[Website and app data records]
··········

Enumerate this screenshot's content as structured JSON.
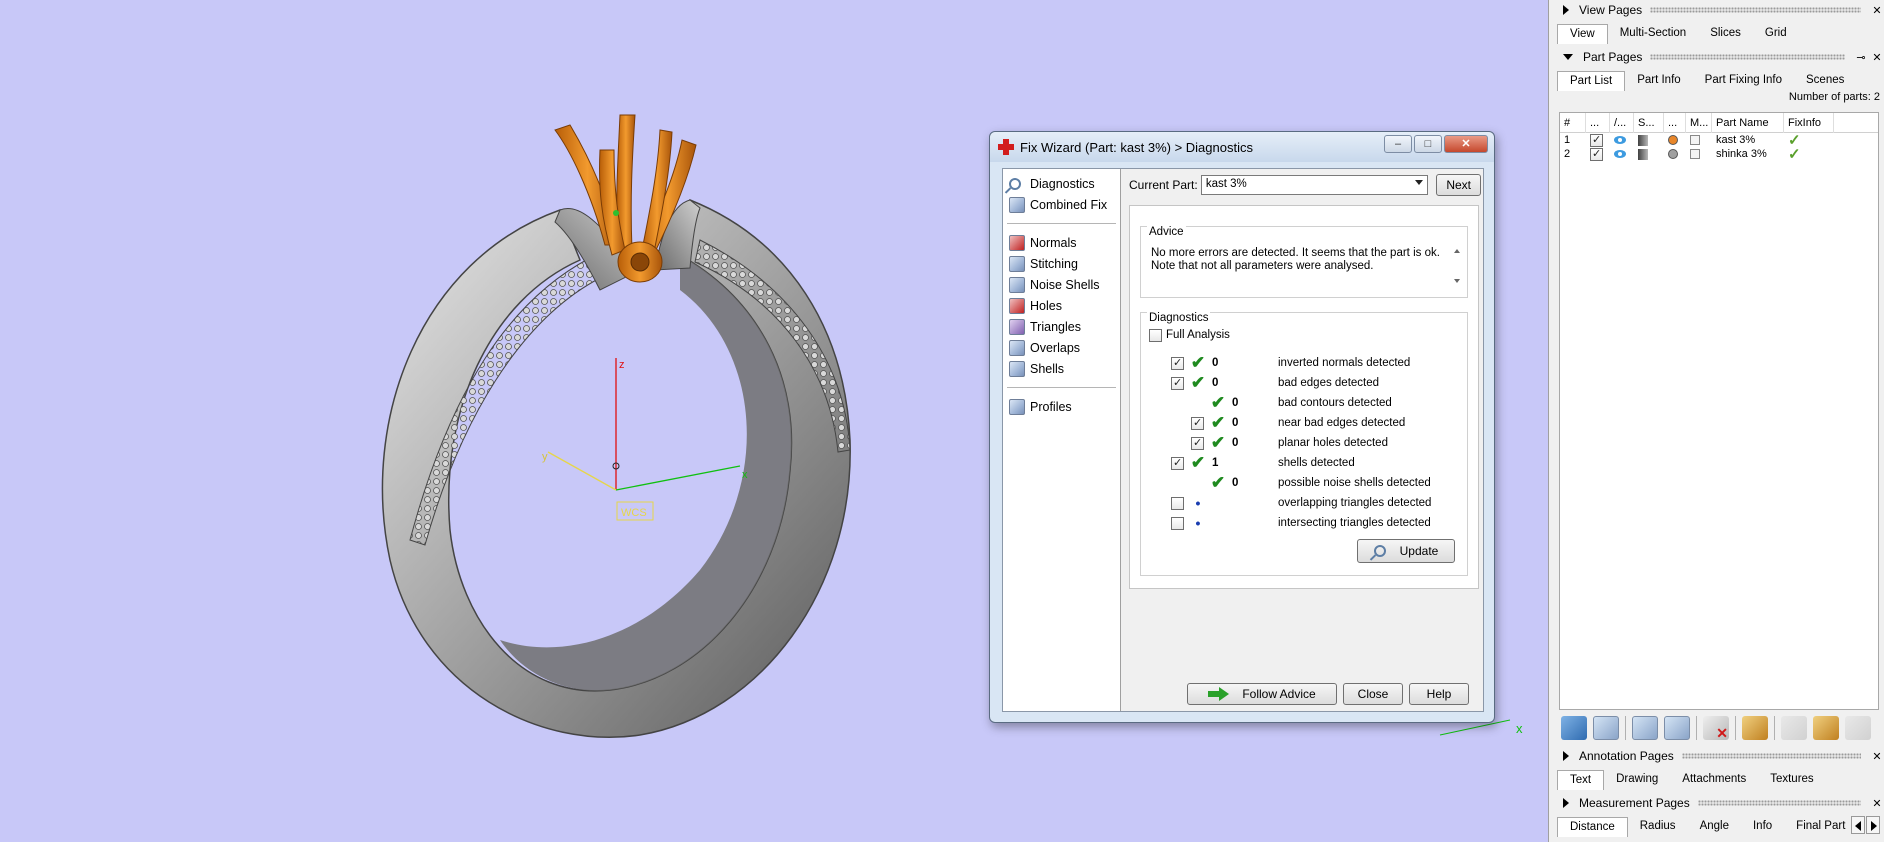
{
  "viewport": {
    "axis_labels": {
      "x": "x",
      "y": "y",
      "z": "z"
    },
    "wcs_label": "WCS",
    "colors": {
      "background": "#c8c8f8",
      "ring": "#9a9a9a",
      "prongs": "#e88a1a"
    }
  },
  "dialog": {
    "title": "Fix Wizard (Part: kast 3%) > Diagnostics",
    "nav": [
      {
        "label": "Diagnostics",
        "icon": "magnifier-icon"
      },
      {
        "label": "Combined Fix",
        "icon": "cube-icon"
      },
      {
        "label": "Normals",
        "icon": "normals-cube-icon"
      },
      {
        "label": "Stitching",
        "icon": "stitching-cube-icon"
      },
      {
        "label": "Noise Shells",
        "icon": "noise-shells-icon"
      },
      {
        "label": "Holes",
        "icon": "holes-cube-icon"
      },
      {
        "label": "Triangles",
        "icon": "triangles-cube-icon"
      },
      {
        "label": "Overlaps",
        "icon": "overlaps-cube-icon"
      },
      {
        "label": "Shells",
        "icon": "shells-cube-icon"
      },
      {
        "label": "Profiles",
        "icon": "profiles-cube-icon"
      }
    ],
    "current_part_label": "Current Part:",
    "current_part_value": "kast 3%",
    "next_label": "Next",
    "advice_title": "Advice",
    "advice_text": "No more errors are detected. It seems that the part is ok. Note that not all parameters were analysed.",
    "diagnostics_title": "Diagnostics",
    "full_analysis_label": "Full Analysis",
    "rows": [
      {
        "checked": true,
        "status": "ok",
        "count": "0",
        "label": "inverted normals detected",
        "indent": 0,
        "has_checkbox": true
      },
      {
        "checked": true,
        "status": "ok",
        "count": "0",
        "label": "bad edges detected",
        "indent": 0,
        "has_checkbox": true
      },
      {
        "checked": false,
        "status": "ok",
        "count": "0",
        "label": "bad contours detected",
        "indent": 1,
        "has_checkbox": false
      },
      {
        "checked": true,
        "status": "ok",
        "count": "0",
        "label": "near bad edges detected",
        "indent": 1,
        "has_checkbox": true
      },
      {
        "checked": true,
        "status": "ok",
        "count": "0",
        "label": "planar holes detected",
        "indent": 1,
        "has_checkbox": true
      },
      {
        "checked": true,
        "status": "ok",
        "count": "1",
        "label": "shells detected",
        "indent": 0,
        "has_checkbox": true
      },
      {
        "checked": false,
        "status": "ok",
        "count": "0",
        "label": "possible noise shells detected",
        "indent": 1,
        "has_checkbox": false
      },
      {
        "checked": false,
        "status": "dot",
        "count": "",
        "label": "overlapping triangles detected",
        "indent": 0,
        "has_checkbox": true
      },
      {
        "checked": false,
        "status": "dot",
        "count": "",
        "label": "intersecting triangles detected",
        "indent": 0,
        "has_checkbox": true
      }
    ],
    "update_label": "Update",
    "follow_advice_label": "Follow Advice",
    "close_label": "Close",
    "help_label": "Help"
  },
  "side": {
    "view_pages": {
      "title": "View Pages",
      "tabs": [
        "View",
        "Multi-Section",
        "Slices",
        "Grid"
      ],
      "active": 0
    },
    "part_pages": {
      "title": "Part Pages",
      "tabs": [
        "Part List",
        "Part Info",
        "Part Fixing Info",
        "Scenes"
      ],
      "active": 0,
      "part_count": "Number of parts: 2",
      "columns": [
        "#",
        "...",
        "/...",
        "S...",
        "...",
        "M...",
        "Part Name",
        "FixInfo"
      ],
      "rows": [
        {
          "num": "1",
          "name": "kast 3%",
          "color": "#e8862a"
        },
        {
          "num": "2",
          "name": "shinka 3%",
          "color": "#a0a0a0"
        }
      ]
    },
    "annotation_pages": {
      "title": "Annotation Pages",
      "tabs": [
        "Text",
        "Drawing",
        "Attachments",
        "Textures"
      ],
      "active": 0
    },
    "measurement_pages": {
      "title": "Measurement Pages",
      "tabs": [
        "Distance",
        "Radius",
        "Angle",
        "Info",
        "Final Part"
      ],
      "active": 0
    }
  }
}
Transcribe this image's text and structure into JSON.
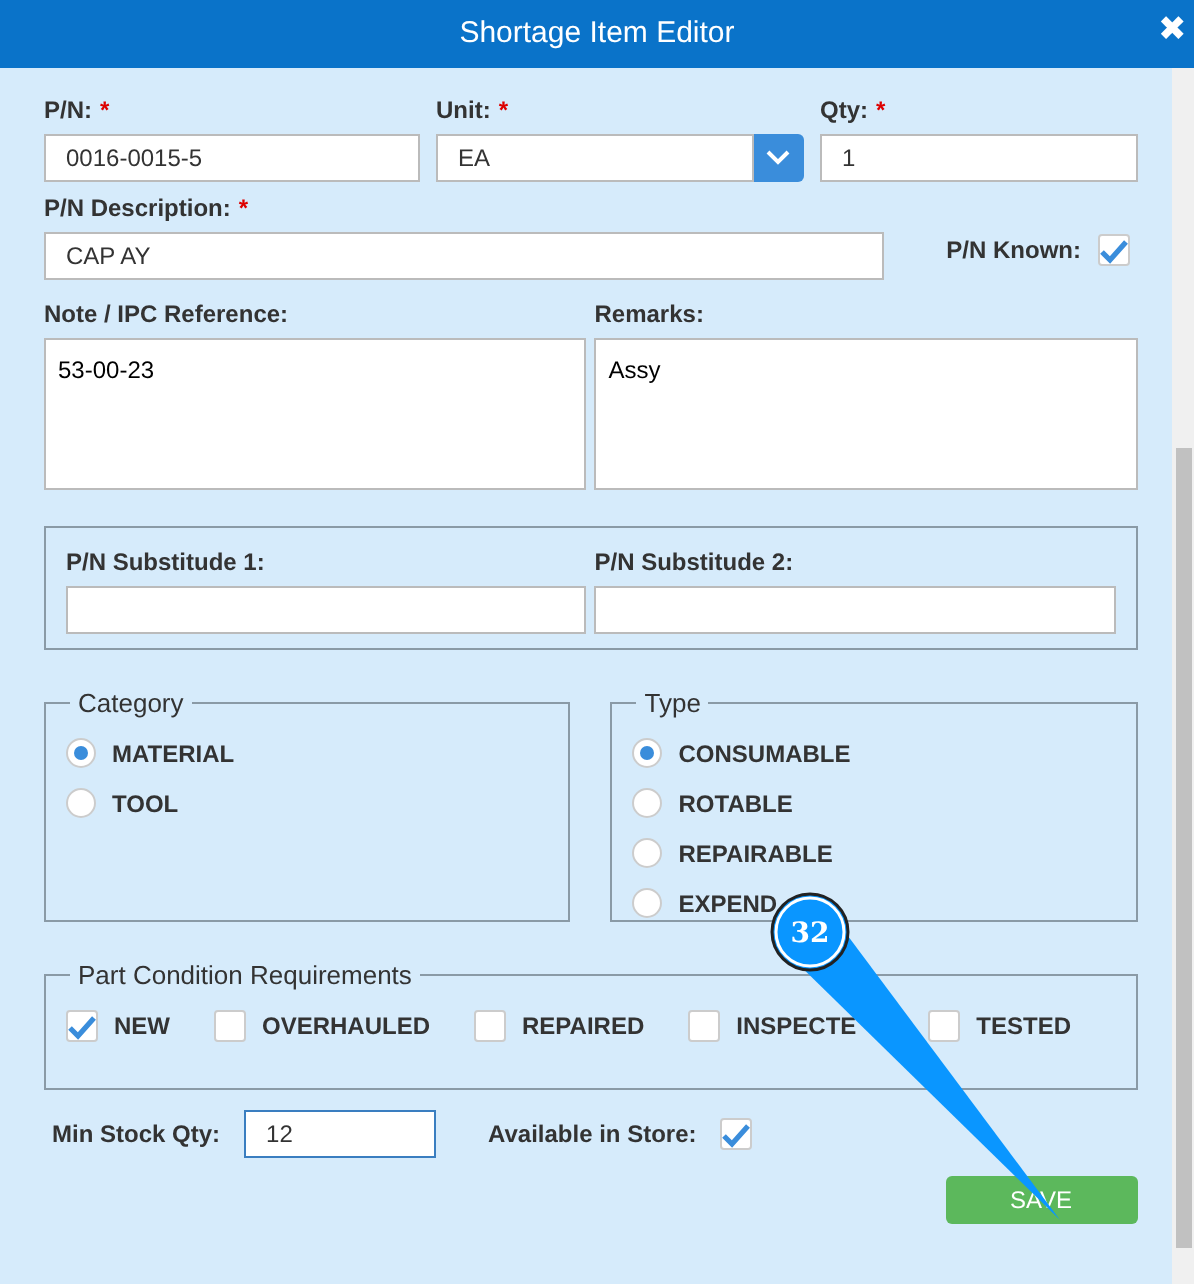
{
  "window": {
    "title": "Shortage Item Editor",
    "close": "✖"
  },
  "part": {
    "pn": {
      "label": "P/N:",
      "required_mark": "*",
      "value": "0016-0015-5"
    },
    "unit": {
      "label": "Unit:",
      "required_mark": "*",
      "value": "EA"
    },
    "qty": {
      "label": "Qty:",
      "required_mark": "*",
      "value": "1"
    },
    "description": {
      "label": "P/N Description:",
      "required_mark": "*",
      "value": "CAP AY"
    },
    "pn_known": {
      "label": "P/N Known:",
      "checked": true
    }
  },
  "note": {
    "label": "Note / IPC Reference:",
    "value": "53-00-23"
  },
  "remarks": {
    "label": "Remarks:",
    "value": "Assy"
  },
  "substitutes": [
    {
      "label": "P/N Substitude 1:"
    },
    {
      "label": "P/N Substitude 2:"
    }
  ],
  "category": {
    "legend": "Category",
    "options": [
      {
        "label": "MATERIAL",
        "selected": true
      },
      {
        "label": "TOOL",
        "selected": false
      }
    ]
  },
  "type": {
    "legend": "Type",
    "options": [
      {
        "label": "CONSUMABLE",
        "selected": true
      },
      {
        "label": "ROTABLE",
        "selected": false
      },
      {
        "label": "REPAIRABLE",
        "selected": false
      },
      {
        "label": "EXPEND",
        "selected": false
      }
    ]
  },
  "conditions": {
    "legend": "Part Condition Requirements",
    "options": [
      {
        "label": "NEW",
        "checked": true
      },
      {
        "label": "OVERHAULED",
        "checked": false
      },
      {
        "label": "REPAIRED",
        "checked": false
      },
      {
        "label": "INSPECTE",
        "checked": false
      },
      {
        "label": "TESTED",
        "checked": false
      }
    ]
  },
  "min_stock": {
    "label": "Min Stock Qty:",
    "value": "12"
  },
  "available": {
    "label": "Available in Store:",
    "checked": true
  },
  "save_button": "SAVE",
  "callout": {
    "number": "32"
  }
}
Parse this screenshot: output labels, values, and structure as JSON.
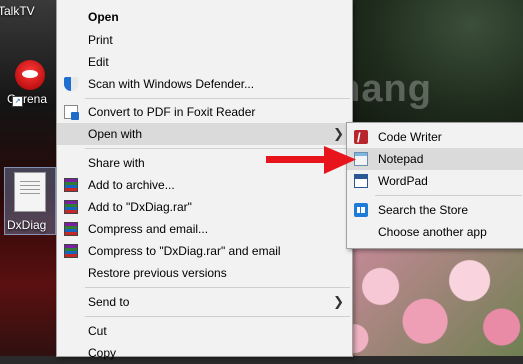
{
  "desktop": {
    "icons": [
      {
        "label": "TalkTV"
      },
      {
        "label": "Garena"
      },
      {
        "label": "DxDiag"
      }
    ],
    "watermark": "uantrimang"
  },
  "context_menu": {
    "items": [
      {
        "label": "Open"
      },
      {
        "label": "Print"
      },
      {
        "label": "Edit"
      },
      {
        "label": "Scan with Windows Defender..."
      },
      {
        "label": "Convert to PDF in Foxit Reader"
      },
      {
        "label": "Open with"
      },
      {
        "label": "Share with"
      },
      {
        "label": "Add to archive..."
      },
      {
        "label": "Add to \"DxDiag.rar\""
      },
      {
        "label": "Compress and email..."
      },
      {
        "label": "Compress to \"DxDiag.rar\" and email"
      },
      {
        "label": "Restore previous versions"
      },
      {
        "label": "Send to"
      },
      {
        "label": "Cut"
      },
      {
        "label": "Copy"
      }
    ]
  },
  "open_with_submenu": {
    "items": [
      {
        "label": "Code Writer"
      },
      {
        "label": "Notepad"
      },
      {
        "label": "WordPad"
      },
      {
        "label": "Search the Store"
      },
      {
        "label": "Choose another app"
      }
    ]
  },
  "icons": {
    "shield": "windows-defender-shield-icon",
    "pdf": "foxit-pdf-icon",
    "archive": "winrar-archive-icon",
    "chevron": "chevron-right-icon",
    "code_writer": "code-writer-icon",
    "notepad": "notepad-icon",
    "wordpad": "wordpad-icon",
    "store": "store-icon"
  },
  "colors": {
    "menu_bg": "#f2f2f2",
    "highlight": "#dadada",
    "annotation_arrow": "#e8141c"
  }
}
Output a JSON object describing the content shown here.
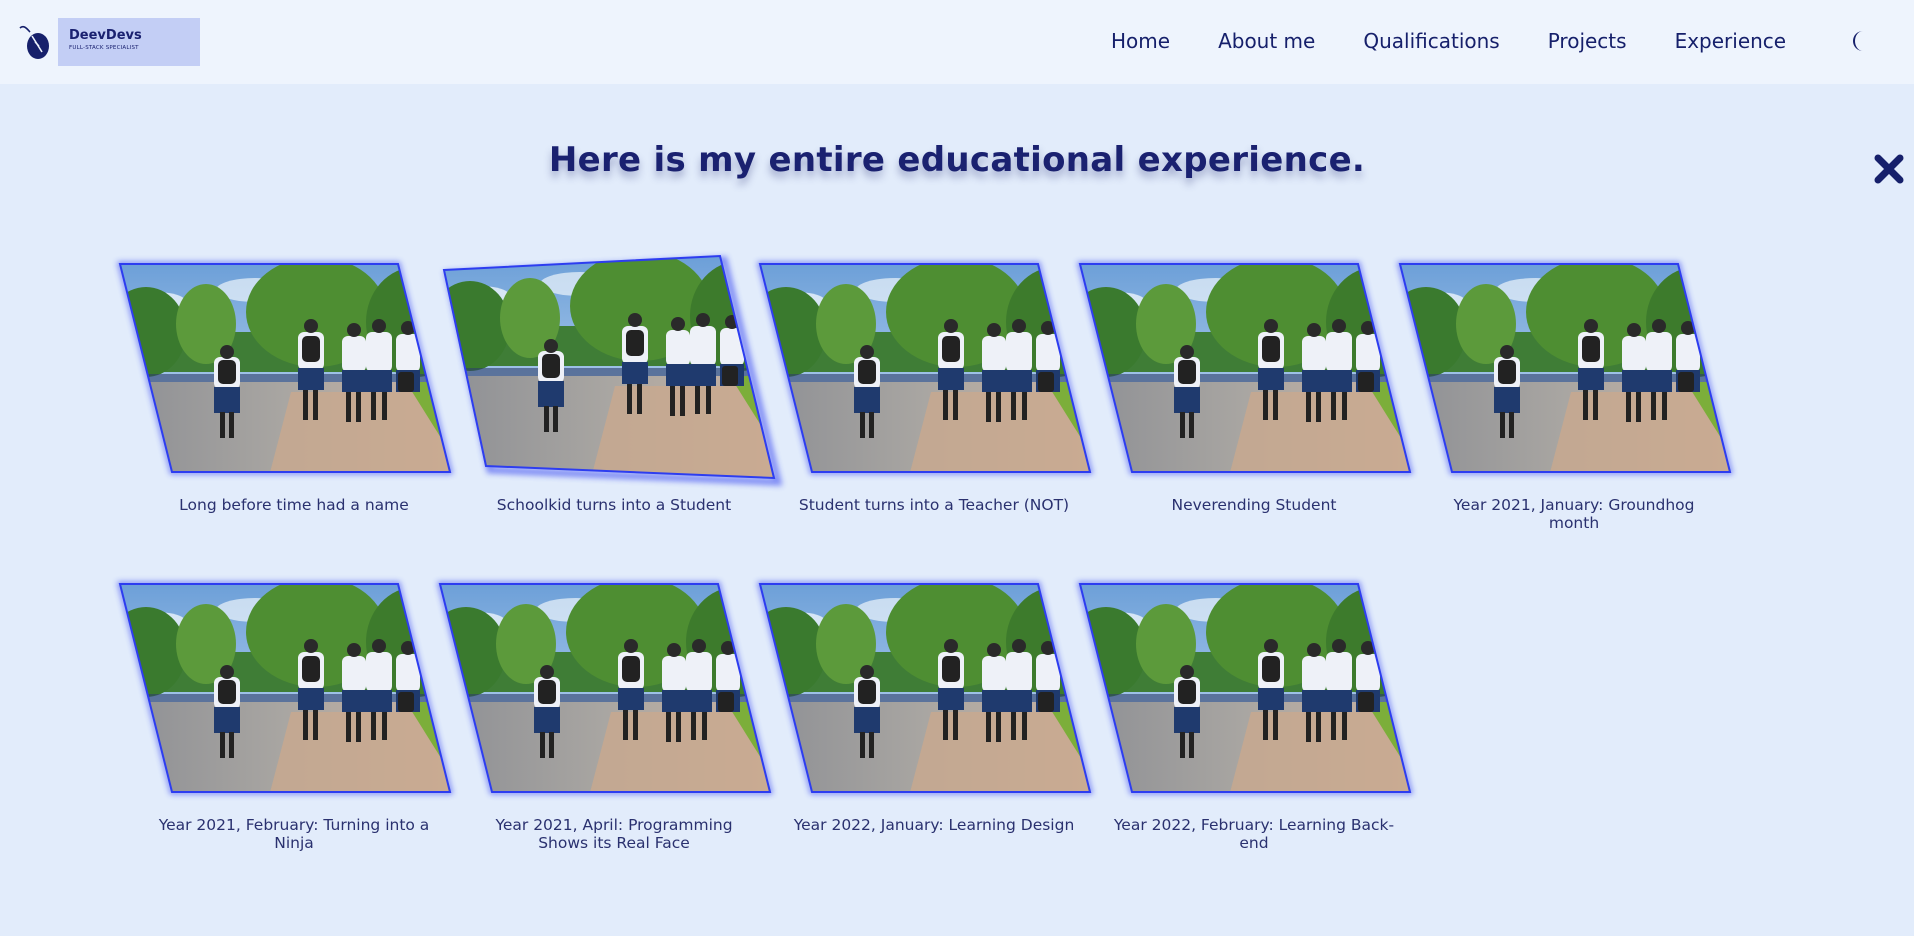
{
  "brand": {
    "name": "DeevDevs",
    "tagline": "FULL-STACK SPECIALIST"
  },
  "nav": {
    "items": [
      {
        "label": "Home"
      },
      {
        "label": "About me"
      },
      {
        "label": "Qualifications"
      },
      {
        "label": "Projects"
      },
      {
        "label": "Experience"
      }
    ]
  },
  "icons": {
    "logo": "mouse-logo-icon",
    "theme": "moon-icon",
    "close": "close-icon"
  },
  "heading": "Here is my entire educational experience.",
  "colors": {
    "page_bg": "#e2ecfb",
    "header_bg": "#eef4fd",
    "brand_box": "#c3cef5",
    "accent": "#2d3df0",
    "text": "#16206b"
  },
  "cards": [
    {
      "caption": "Long before time had a name",
      "image": "students-walking-photo"
    },
    {
      "caption": "Schoolkid turns into a Student",
      "image": "students-walking-photo",
      "hovered": true
    },
    {
      "caption": "Student turns into a Teacher (NOT)",
      "image": "students-walking-photo"
    },
    {
      "caption": "Neverending Student",
      "image": "students-walking-photo"
    },
    {
      "caption": "Year 2021, January: Groundhog month",
      "image": "students-walking-photo"
    },
    {
      "caption": "Year 2021, February: Turning into a Ninja",
      "image": "students-walking-photo"
    },
    {
      "caption": "Year 2021, April: Programming Shows its Real Face",
      "image": "students-walking-photo"
    },
    {
      "caption": "Year 2022, January: Learning Design",
      "image": "students-walking-photo"
    },
    {
      "caption": "Year 2022, February: Learning Back-end",
      "image": "students-walking-photo"
    }
  ]
}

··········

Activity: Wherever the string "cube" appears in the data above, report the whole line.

Task solution:
        "icon": "cube-icon"
        "icon": "normals-cube-icon"
        "icon": "stitching-cube-icon"
        "icon": "holes-cube-icon"
        "icon": "triangles-cube-icon"
        "icon": "overlaps-cube-icon"
        "icon": "shells-cube-icon"
        "icon": "profiles-cube-icon"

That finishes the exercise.